A general counsel might agree to provide to a primary law firm the department’s historical data on some class of matters. The only data redacted would be the name of the law firm that handled the matter (and any identifying information about timekeepers and rates). Thus the firm would be able to analyze cycle times, monthly billing, milestones, staffing and other factors that drive costs.
As a first step, the firm entrusted with this ore might figure out the cost parameters of those kinds of matters. As a consequence, the firm might be much more willing and able to offer to handle upcoming matters for a fixed fee, since its partners would know much about them possibly more than the law department. As a third benefit, the insights would help the firm attract other clients or prospects. They could speak knowledgably about drivers of costs.

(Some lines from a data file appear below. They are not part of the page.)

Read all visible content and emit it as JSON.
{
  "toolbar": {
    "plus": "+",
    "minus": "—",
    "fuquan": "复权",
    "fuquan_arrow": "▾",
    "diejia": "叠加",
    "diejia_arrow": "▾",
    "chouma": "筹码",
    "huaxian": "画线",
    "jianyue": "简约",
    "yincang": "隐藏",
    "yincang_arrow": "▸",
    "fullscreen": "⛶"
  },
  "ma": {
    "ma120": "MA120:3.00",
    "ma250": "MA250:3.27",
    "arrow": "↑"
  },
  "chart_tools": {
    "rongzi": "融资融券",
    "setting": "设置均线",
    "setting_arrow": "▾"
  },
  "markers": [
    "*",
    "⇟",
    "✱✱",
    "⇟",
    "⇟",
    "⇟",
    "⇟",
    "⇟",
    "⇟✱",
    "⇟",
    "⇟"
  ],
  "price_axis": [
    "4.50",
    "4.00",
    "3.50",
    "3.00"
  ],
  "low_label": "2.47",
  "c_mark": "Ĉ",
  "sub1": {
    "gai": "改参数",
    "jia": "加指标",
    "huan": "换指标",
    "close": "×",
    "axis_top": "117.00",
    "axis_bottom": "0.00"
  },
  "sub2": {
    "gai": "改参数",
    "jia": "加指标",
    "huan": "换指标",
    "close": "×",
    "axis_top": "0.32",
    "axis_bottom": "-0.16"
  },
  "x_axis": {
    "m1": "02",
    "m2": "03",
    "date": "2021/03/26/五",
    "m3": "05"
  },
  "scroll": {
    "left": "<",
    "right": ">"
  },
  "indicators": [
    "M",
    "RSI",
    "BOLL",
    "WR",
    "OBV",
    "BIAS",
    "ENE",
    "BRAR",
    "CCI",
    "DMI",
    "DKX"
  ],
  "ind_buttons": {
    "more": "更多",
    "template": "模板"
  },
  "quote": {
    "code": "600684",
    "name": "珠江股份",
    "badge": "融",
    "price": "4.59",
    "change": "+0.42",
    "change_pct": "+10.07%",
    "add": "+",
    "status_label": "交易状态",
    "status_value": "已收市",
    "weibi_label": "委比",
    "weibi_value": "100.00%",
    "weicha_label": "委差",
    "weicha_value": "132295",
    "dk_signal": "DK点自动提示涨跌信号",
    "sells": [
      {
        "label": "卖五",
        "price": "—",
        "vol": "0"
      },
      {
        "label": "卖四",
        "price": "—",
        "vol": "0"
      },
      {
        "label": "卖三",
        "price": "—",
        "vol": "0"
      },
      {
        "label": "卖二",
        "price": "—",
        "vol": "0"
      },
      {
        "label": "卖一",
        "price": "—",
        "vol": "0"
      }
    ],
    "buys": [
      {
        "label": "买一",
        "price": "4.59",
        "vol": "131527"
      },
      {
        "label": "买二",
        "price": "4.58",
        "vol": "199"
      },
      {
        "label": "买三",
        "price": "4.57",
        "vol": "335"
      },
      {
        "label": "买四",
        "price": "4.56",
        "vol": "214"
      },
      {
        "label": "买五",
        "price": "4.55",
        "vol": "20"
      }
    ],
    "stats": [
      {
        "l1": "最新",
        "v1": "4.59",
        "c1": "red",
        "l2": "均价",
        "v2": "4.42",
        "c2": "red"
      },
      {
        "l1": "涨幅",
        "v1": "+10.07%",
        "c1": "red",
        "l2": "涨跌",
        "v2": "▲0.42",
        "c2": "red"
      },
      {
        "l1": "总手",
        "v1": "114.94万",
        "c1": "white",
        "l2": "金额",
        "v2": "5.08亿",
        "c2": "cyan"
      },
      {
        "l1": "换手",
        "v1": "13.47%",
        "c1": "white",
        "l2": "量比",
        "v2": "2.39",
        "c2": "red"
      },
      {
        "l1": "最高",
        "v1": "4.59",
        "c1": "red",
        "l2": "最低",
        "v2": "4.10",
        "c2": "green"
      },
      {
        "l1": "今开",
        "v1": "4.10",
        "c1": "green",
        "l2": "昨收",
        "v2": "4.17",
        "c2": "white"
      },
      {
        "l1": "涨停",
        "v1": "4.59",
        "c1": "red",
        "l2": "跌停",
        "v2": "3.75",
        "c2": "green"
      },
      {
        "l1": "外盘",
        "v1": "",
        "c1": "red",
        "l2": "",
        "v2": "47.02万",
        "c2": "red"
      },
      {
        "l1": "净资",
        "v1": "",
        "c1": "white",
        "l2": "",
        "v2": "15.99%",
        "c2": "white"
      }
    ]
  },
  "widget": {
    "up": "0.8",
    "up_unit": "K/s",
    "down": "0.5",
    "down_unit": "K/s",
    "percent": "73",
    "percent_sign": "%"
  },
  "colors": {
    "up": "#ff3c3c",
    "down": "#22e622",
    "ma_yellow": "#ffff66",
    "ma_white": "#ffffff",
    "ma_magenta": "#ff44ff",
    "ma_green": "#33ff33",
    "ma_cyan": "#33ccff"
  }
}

Oh, and the law firm should not charge for this privileged access to information and insights and the excavations they conduct.